Base running and speed. In the speed department, Luke Montz does not have a lot going for him if you look at the usual stereotypes. For one, he's a catcher, and secondly, he's a slugger. More often than not, those two factors don't usually equal a speedy ballplayer. And, Luke Montz is not an exception. His speed is not awful, but it is definitely not one of his strengths.

Defense. Like it was already established, Luke Montz will sink or float with his bat. Right now, his defense is nothing to write home about in comparison to strong "catch and throw" catchers in the system, Erick San Pedro and Devin Ivany. His work ethic and ability to work well with a pitching staff will keep him in the mix behind the plate, but a permanent move to first base may eventually be in the cards. This would not only be as a result of his less than stellar defense, but to keep his bat in the lineup and off the disabled list.

Projection. Montz, at this point in his career, is a tough player to project because we still have not seen what a full, healthy season of his might look like. But, he looks as if he might be able to hit .260-.270 with 30 home run power at the big league level. But, again, he may eventually be relegated to playing first base.

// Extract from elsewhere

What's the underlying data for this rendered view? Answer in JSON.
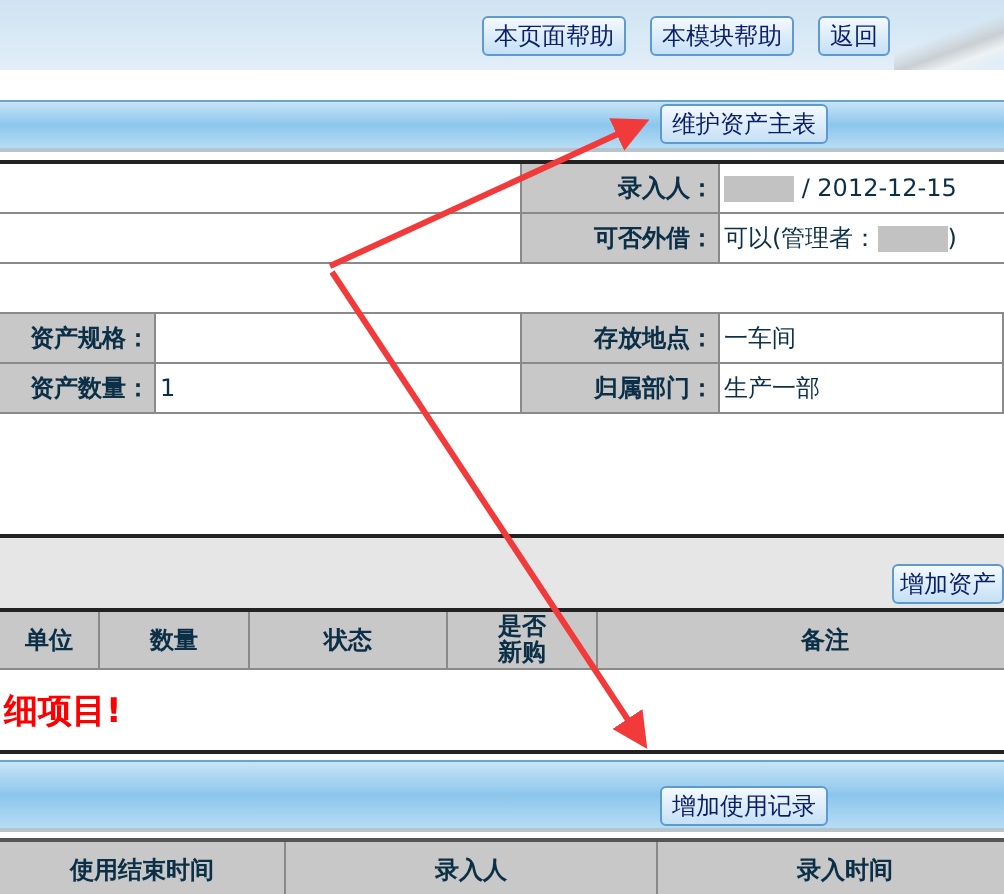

ETA. Late 2008. Considering the pace he has moved through the organization thus far, it is safe to say that Montz will likely continue his steady rise in the same fashion over the next couple years. And, by late late 2008, he may get his first taste of professional baseball.